School of Engineering, Computing and Mathematics



    Monday 20 May 2019, 13.30 - 16.30 in the JHB Forum 
    Oxford Brookes University 


    On 20 May 2019, the School of Engineering, Computing and Mathematics at Oxford Brookes University is hosting its second annual TechShow of student project work related to a wide range of engineering and computing topics. Last year's topics included projects looking at optimisation for racing cars, vehicle dynamics analysis, a robotic arm capable of human-like movements, aerodynamic analysis, autonomous vehicle control, agent oriented programming, machine learning, game development and many others.

    The School welcomes guests, industry professionals and companies to network with our students. Students will show a variety of work from personal projects to coursework components they are proud. Students look forward to demonstrating the valuable skills they have gained through project work, placements and industry briefs.

    The School offers a distinctive portfolio of professionally accredited undergraduate and postgraduate courses including Mechanical, Motorsport, Automotive, Electronic and Software Engineering, Robotics, Cyber Security, Mathematics and Big Data Analytics.

    Book now



    Are you a student at Oxford Brookes University studying in the School of Engineering, Computing and Mathematics?

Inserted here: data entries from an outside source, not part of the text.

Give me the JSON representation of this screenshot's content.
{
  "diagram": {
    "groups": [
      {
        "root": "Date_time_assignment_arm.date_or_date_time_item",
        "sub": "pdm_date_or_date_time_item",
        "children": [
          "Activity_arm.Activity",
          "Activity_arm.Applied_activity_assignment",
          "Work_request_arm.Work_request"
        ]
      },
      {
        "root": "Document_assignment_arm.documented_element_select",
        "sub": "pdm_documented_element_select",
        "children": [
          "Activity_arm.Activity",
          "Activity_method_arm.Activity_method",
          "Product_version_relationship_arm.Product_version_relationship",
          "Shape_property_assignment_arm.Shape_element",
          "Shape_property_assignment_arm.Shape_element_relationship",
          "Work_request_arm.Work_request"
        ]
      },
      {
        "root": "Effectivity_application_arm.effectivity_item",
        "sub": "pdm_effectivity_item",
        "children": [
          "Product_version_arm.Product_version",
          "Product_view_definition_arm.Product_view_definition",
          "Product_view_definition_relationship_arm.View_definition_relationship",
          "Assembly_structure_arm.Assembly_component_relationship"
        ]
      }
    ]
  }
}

    We are looking for your best projects you have been working on this year that you are proud of! It could be something that you have developed in your final year project, or one of your modules or in your own time we want to show off this to a wide audience ofindustry guests and professionals in Oxford.

    If you have something that you would like to present at our first TechShow then please get in touch with Dr Tjeerd Olde Scheper. This is a great opportunity for you to showcase your work in front of your peers, your tutors, and potential future employers! 

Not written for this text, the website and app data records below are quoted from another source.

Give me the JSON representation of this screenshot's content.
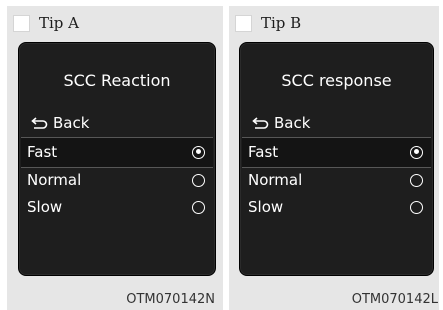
{
  "panels": [
    {
      "tip_label": "Tip A",
      "screen_title": "SCC Reaction",
      "back_label": "Back",
      "options": [
        {
          "label": "Fast",
          "selected": true
        },
        {
          "label": "Normal",
          "selected": false
        },
        {
          "label": "Slow",
          "selected": false
        }
      ],
      "code": "OTM070142N"
    },
    {
      "tip_label": "Tip B",
      "screen_title": "SCC response",
      "back_label": "Back",
      "options": [
        {
          "label": "Fast",
          "selected": true
        },
        {
          "label": "Normal",
          "selected": false
        },
        {
          "label": "Slow",
          "selected": false
        }
      ],
      "code": "OTM070142L"
    }
  ],
  "colors": {
    "panel_bg": "#e6e6e6",
    "screen_bg": "#1e1e1e",
    "text": "#ffffff"
  },
  "icons": {
    "back": "back-arrow-icon",
    "radio_on": "radio-selected-icon",
    "radio_off": "radio-unselected-icon"
  }
}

    Christopher Palser-Thorne


    An investigation into the feasibility of using 3D printing to manufacture orthotics: the design and validation of a 3D printed Ankle Foot Orthotic

    Orthotics are a critical rehabilitative tool in modern medical practice and physiotherapy, however their design and manufacturing methods are outdated and in some cases counter intuitive. This project investigates the design and manufacturing of orthotics, in particular, an Ankle Foot Orthotic, investigating whether 3D printing is a viable tool to manufacture a bespoke orthotic. By 3D printing an AFO, manufacturing time can be cut down from weeks to a matter of hours or days as well as eliminating a time consuming and sometimes stressful and uncomfortable patient moulding process. This project aims to use design and engineering methodologies to create a valid and viable orthotic to investigate whether orthotics can be 3D printed to conform to industry standards. 

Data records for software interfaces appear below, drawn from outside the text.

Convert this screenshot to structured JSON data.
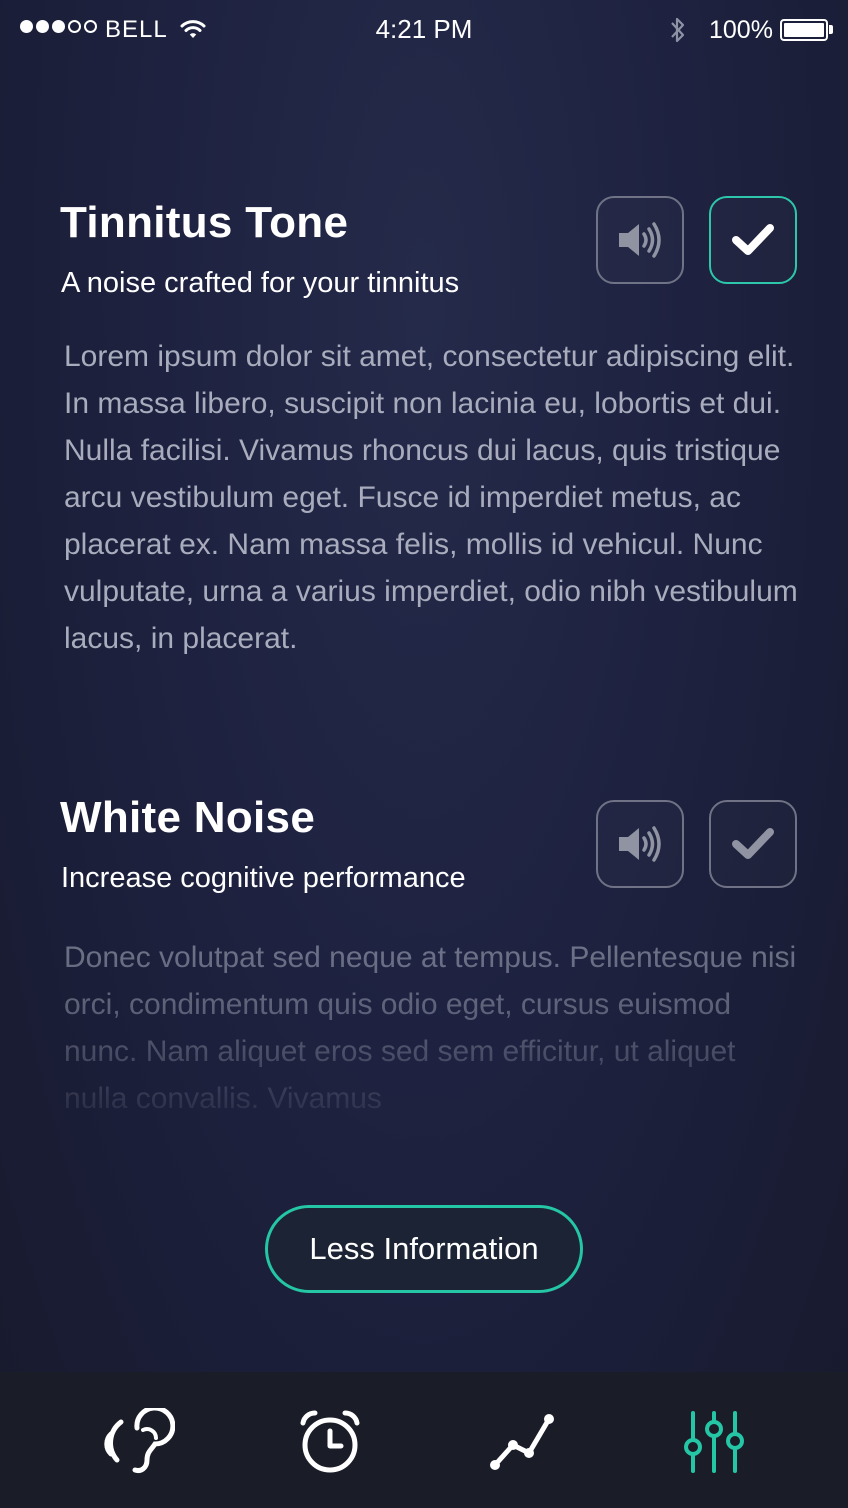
{
  "status_bar": {
    "carrier": "BELL",
    "time": "4:21 PM",
    "battery": "100%"
  },
  "sections": [
    {
      "title": "Tinnitus Tone",
      "subtitle": "A noise crafted for your tinnitus",
      "description": "Lorem ipsum dolor sit amet, consectetur adipiscing elit. In massa libero, suscipit non lacinia eu, lobortis et dui. Nulla facilisi. Vivamus rhoncus dui lacus, quis tristique arcu vestibulum eget. Fusce id imperdiet metus, ac placerat ex. Nam massa felis, mollis id vehicul. Nunc vulputate, urna a varius imperdiet, odio nibh vestibulum lacus, in placerat.",
      "selected": true
    },
    {
      "title": "White Noise",
      "subtitle": "Increase cognitive performance",
      "description": "Donec volutpat sed neque at tempus. Pellentesque nisi orci, condimentum quis odio eget, cursus euismod nunc. Nam aliquet eros sed sem efficitur, ut aliquet nulla convallis. Vivamus",
      "selected": false
    }
  ],
  "less_button": "Less Information",
  "tabs": [
    {
      "icon": "ear-icon",
      "active": false
    },
    {
      "icon": "alarm-clock-icon",
      "active": false
    },
    {
      "icon": "chart-line-icon",
      "active": false
    },
    {
      "icon": "sliders-icon",
      "active": true
    }
  ],
  "colors": {
    "accent": "#2cc7aa",
    "background": "#1e2240",
    "muted_text": "#a8acbc"
  }
}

    Victoria Bayliss


    Development of a Data Acquisition System for Motorcycle Speedway

    This project describes the design and development of a Data Acquisition System (DAS) that can be retroactively fitted to any existing Speedway motorcycle. The fundamental difficulty currently facing Speedway continues to be the decline in its audience. Technological advances within the motorsport industry have led to various sports adopting systems to provide invaluable data regarding both the user and vehicle. This has become a feat of interest to teams and enthusiasts alike, and potentially contributed to the longevity of motorsports such as Formula 1 and MotoGP. The application of DAS technology is explored with a cost effective Arduino-based system. The development and resultant data validation could subsequently lead to an increase in popularity of the sport, due to an increase in its technical understanding, by ways of improved rider performance in Speedway and other motorsports worldwide. 

    Bio-Mimetic Robot Neck Eddie


    Bio-Mimetic Robot Neck Eddie

    The aim of this completed project was create a robotic neck and head that closely represents a human both in form and behaviour and that is capable of engaging in convincing communicative interactions with humans. This is to be achieved through the skills of software, hardware and electronics engineers combined with the observational and creative skills of the artist and the evaluative skills of the psychologist. A significant feature of this project is that it aims to achieve the levels of sensitivity and subtlety in robotic movements that are necessary for creating believable human-like gestures. 

    Receptionist Robot BLU


    Ongoing final year project, BSc Computing for Robotics Systems

    BLU is a brand new, fully 3D printed robot developed at Brookes. A current final year project investigates its use as a receptionist. The robot should therefore know how to give people directions and other useful information. It could further recognize people and greet them to give a realistic and well-received impression of a human receptionist.  

    Tower-of-Hanoi Buddy Baxter


    2nd year Robotics System Engineering coursework

    In this project students developed a software system that let the Baxter robot help a human solve the tower-of-hanoi puzzle. The problem requires robotic pointing, computer vision, and artificial intelligence. All these parts and more need to be put together into a system that can smoothly interact with a human by means of speech or gesture. Industry standard software engineering are used to realize this with software.